Its not a Hops taste I have ever experienced with any beer before. I would call it earthy or as stated above like an icicle or dirty snow (not yellow snow :) I am also wondering if it fermented too warm 72-74F. I tryed some of my Scottish ale which is not fully carbed yet and the taste isn't there. I don't ever intend to buy another True Brew kit so unless I experience the taste again, I'm going to attribute it to something contained in it. Thanks for the reply though :mug:
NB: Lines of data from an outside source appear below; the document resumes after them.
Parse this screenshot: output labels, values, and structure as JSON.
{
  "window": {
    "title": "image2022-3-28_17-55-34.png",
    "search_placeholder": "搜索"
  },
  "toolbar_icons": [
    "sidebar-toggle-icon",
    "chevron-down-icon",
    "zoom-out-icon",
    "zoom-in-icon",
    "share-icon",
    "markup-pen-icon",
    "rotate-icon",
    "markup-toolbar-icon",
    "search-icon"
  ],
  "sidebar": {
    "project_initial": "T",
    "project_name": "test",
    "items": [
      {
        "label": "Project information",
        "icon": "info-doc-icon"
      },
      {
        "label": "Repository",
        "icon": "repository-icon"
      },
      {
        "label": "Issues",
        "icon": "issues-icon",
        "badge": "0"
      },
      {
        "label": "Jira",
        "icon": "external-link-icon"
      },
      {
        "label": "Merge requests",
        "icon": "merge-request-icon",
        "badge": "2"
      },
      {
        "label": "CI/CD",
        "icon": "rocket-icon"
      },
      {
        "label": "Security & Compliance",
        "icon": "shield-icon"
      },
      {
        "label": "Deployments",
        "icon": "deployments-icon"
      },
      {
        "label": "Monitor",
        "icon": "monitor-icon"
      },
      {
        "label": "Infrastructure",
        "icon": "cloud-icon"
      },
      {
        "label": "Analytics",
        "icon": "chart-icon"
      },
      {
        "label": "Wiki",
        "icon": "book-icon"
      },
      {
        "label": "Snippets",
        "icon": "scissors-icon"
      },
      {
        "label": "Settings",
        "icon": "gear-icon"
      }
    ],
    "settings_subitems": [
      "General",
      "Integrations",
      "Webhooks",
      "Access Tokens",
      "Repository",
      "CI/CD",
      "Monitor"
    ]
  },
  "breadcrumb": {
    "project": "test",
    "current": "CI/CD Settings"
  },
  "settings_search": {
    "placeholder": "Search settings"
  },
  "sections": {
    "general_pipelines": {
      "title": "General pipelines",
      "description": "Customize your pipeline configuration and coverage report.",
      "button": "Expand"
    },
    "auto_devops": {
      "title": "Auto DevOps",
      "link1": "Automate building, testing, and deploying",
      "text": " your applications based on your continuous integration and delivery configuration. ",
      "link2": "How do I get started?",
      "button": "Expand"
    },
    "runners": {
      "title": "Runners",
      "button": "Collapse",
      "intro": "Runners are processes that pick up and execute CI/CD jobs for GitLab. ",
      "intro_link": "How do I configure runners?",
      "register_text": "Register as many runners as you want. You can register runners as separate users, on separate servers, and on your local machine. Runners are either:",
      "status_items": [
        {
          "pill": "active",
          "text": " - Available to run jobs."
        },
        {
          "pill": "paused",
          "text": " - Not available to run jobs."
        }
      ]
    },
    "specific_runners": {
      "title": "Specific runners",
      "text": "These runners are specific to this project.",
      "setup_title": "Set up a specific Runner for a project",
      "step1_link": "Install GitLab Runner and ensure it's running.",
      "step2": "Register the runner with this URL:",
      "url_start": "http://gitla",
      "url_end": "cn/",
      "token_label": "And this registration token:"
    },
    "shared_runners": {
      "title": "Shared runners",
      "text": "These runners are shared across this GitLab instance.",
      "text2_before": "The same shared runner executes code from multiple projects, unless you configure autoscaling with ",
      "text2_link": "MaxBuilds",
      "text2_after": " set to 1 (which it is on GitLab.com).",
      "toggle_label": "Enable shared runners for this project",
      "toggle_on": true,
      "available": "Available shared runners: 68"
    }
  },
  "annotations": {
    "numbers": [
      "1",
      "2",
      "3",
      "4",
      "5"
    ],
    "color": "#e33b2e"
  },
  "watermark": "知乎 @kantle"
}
Gosh... I had this exact same thing happen to me just a couple of weeks ago. My imperial IPA definitely has this problem. It's great up front and the aroma is awesome but shortly after the middle a pronounced earthy/grassy flavor emerges. I think it has something to do with the dry hopping as I dry hopped 4 oz I think:D and then let it sit for almost 10..maybe 12 days. I'll try the recipe again and be a little less rockstar with my hops:D as far as dry hopping is concerned.
When I think of what an icicle would taste like, my first reaction is 'staleness' Are you using fresh hops, having you tried sourcing from different places? If you dry hop, having fresher hops is everything. Also, squeezing the bag can result in off flavors being squeezed from the hops themselves. All we're interested in is having the oils and some flavors infuse into the alcohol. To that end, I usually rack my beer off of the dry hopping bag, then remove the bag from the empty carboy. That way I am not squeezing the bag into the beer when I remove it.

Hope you find the problem--good luck!

PS--FWIW. if you're dry hopping it helps to have a higher IBU beer as a base, I've dry hopped some lower IBU beers that were more malty in profile and it just didn't seem to taste very good. Almost as if the dry hopping opens up your palate to any off flavors.